Upward Revision for 2011Q4 GDP to 3.0 Percent
- Real Gross Domestic Product for 2011Q4 was revised up to a 3.0 percent annual rate.
- New Orders for Durable Goods in January fell by 4.0 percent; losses were broad-based.
- The Conference Board’s Consumer Confidence Index surged in February to 70.8.
- The Case-Shiller U.S. House Price Index fell by 1.7 percent from 2011Q3 to Q4.
The second estimate of 2011Q4 real GDP growth was revised slightly to 3.0 percent, up from the first estimate of 2.8 percent. Nothing earth shattering here, but confirmation of a broadening economic expansion through the second half of last year. Growth in real consumer spending was revised up slightly to 2.1 percent. Solid U.S. data through February indicate some upside risk to our February forecast for real GDP growth of 1.8 percent for 2012Q1. If we get another month of about 200,000 jobs in February that would be consistent with real GDP in the range of 2.0 to 2.5 percent. The February employment data will be released on March 9. Most indicators of manufacturing conditions remain very healthy. The Texas Manufacturing Outlook Survey showed a nice increase for February, up to 11.2, according to the Dallas Fed. Also, the Fifth District Survey of Manufacturing Activity, published by the Richmond Fed, showed an uptick in manufacturing conditions for the central Atlantic region in February. A sour note was struck by the durable goods report for January, which showed a sizeable 4.0 percent decline in new orders for durable goods. This is a very volatile series that has recently been juiced up by lumpy commercial aircraft orders. A one-month correction does not make a trend. However, declines were broad based across industries, and also coincident with the expiration of the accelerated business depreciation that came with the Obama administration’s 2011 tax package. Strong regional manufacturing reports suggest that the weak orders in January will not persist…stay tuned.
Consumer confidence strengthened in February according to the Conference Board as their consumer confidence index ticked up sharply from 61.6 to 70.8. Consumer confidence tends to track equity markets closely and so the February gains should come as no surprise given the strong rally in stock prices. Higher gasoline prices may be a drag on consumer confidence in February but consumers may not be as concerned about gasoline prices as some media outlets have portrayed. Mild weather and lower natural gas prices are keeping utility bills in check this winter. Also, deleveraging has left many households with a little more walking around money, allowing them to absorb a little pain at the pump on the way to the mall. House prices remain soft. The Case-Shiller U.S. House Price Index for 2011Q4 fell another 1.7 percent. The backlog of foreclosures implies weak prices through the remainder of this year. However, home sales are starting to lift off the post-recession bottom and that is good news.

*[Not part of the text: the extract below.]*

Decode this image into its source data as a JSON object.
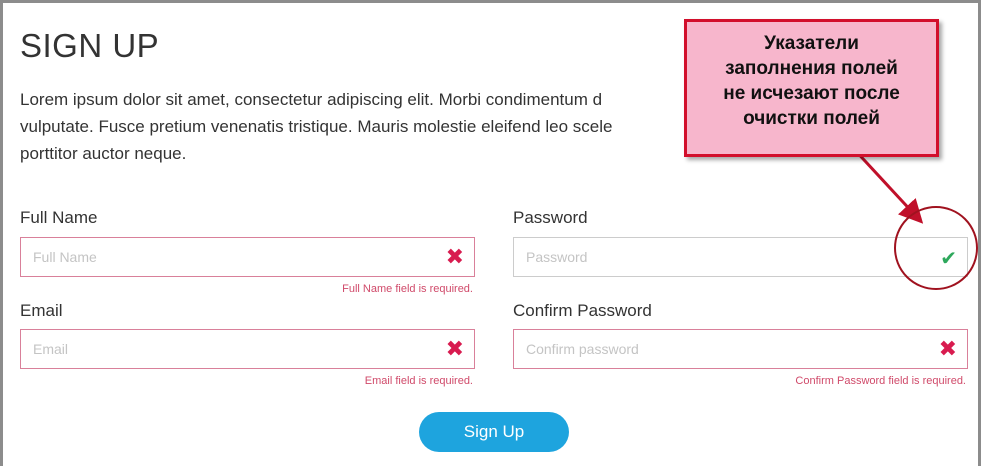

Market Reaction: Equity markets are up. Treasury yields are down at the long end of the yield curve. Oil is up to $107.16/barrel. The dollar is down against the yen and the euro.